**Dataset excerpts:**
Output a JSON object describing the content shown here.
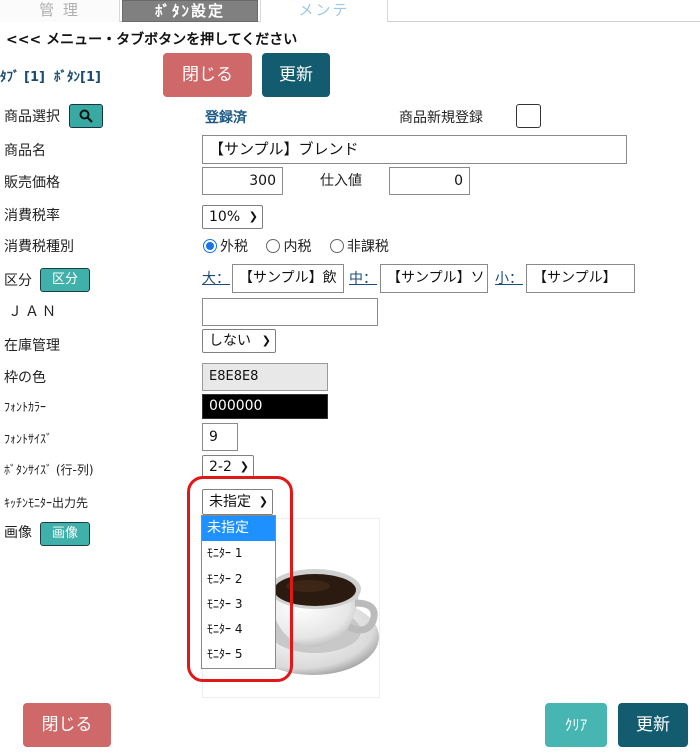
{
  "tabs": [
    "管 理",
    "ﾎﾞﾀﾝ設定",
    "メンテ"
  ],
  "instruction": "<<< メニュー・タブボタンを押してください",
  "counts": {
    "tab": "ﾀﾌﾞ [1]",
    "button": "ﾎﾞﾀﾝ[1]"
  },
  "toolbar": {
    "close_label": "閉じる",
    "update_label": "更新"
  },
  "product_select": {
    "label": "商品選択",
    "status": "登録済",
    "new_register_label": "商品新規登録"
  },
  "product_name": {
    "label": "商品名",
    "value": "【サンプル】ブレンド"
  },
  "price": {
    "label": "販売価格",
    "value": "300",
    "cost_label": "仕入値",
    "cost_value": "0"
  },
  "tax_rate": {
    "label": "消費税率",
    "value": "10%"
  },
  "tax_type": {
    "label": "消費税種別",
    "options": [
      "外税",
      "内税",
      "非課税"
    ],
    "selected": "外税"
  },
  "category": {
    "label": "区分",
    "button": "区分",
    "large_label": "大：",
    "large_value": "【サンプル】飲",
    "medium_label": "中：",
    "medium_value": "【サンプル】ソ",
    "small_label": "小：",
    "small_value": "【サンプル】"
  },
  "jan": {
    "label": "ＪＡＮ",
    "value": ""
  },
  "stock": {
    "label": "在庫管理",
    "value": "しない"
  },
  "frame_color": {
    "label": "枠の色",
    "value": "E8E8E8",
    "color": "#E8E8E8"
  },
  "font_color": {
    "label": "ﾌｫﾝﾄｶﾗｰ",
    "value": "000000",
    "color": "#000000"
  },
  "font_size": {
    "label": "ﾌｫﾝﾄｻｲｽﾞ",
    "value": "9"
  },
  "button_size": {
    "label": "ﾎﾞﾀﾝｻｲｽﾞ (行-列)",
    "value": "2-2"
  },
  "kitchen_monitor": {
    "label": "ｷｯﾁﾝﾓﾆﾀｰ出力先",
    "value": "未指定",
    "options": [
      "未指定",
      "ﾓﾆﾀｰ 1",
      "ﾓﾆﾀｰ 2",
      "ﾓﾆﾀｰ 3",
      "ﾓﾆﾀｰ 4",
      "ﾓﾆﾀｰ 5"
    ]
  },
  "image": {
    "label": "画像",
    "button": "画像"
  },
  "footer": {
    "close_label": "閉じる",
    "clear_label": "ｸﾘｱ",
    "update_label": "更新"
  },
  "colors": {
    "red": "#cf6868",
    "navy": "#135c70",
    "teal": "#47b5b1",
    "highlight": "#e01818",
    "selection": "#1e90ff"
  }
}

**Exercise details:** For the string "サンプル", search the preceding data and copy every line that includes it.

**Your solution:**
    "value": "【サンプル】ブレンド"
    "large_value": "【サンプル】飲",
    "medium_value": "【サンプル】ソ",
    "small_value": "【サンプル】"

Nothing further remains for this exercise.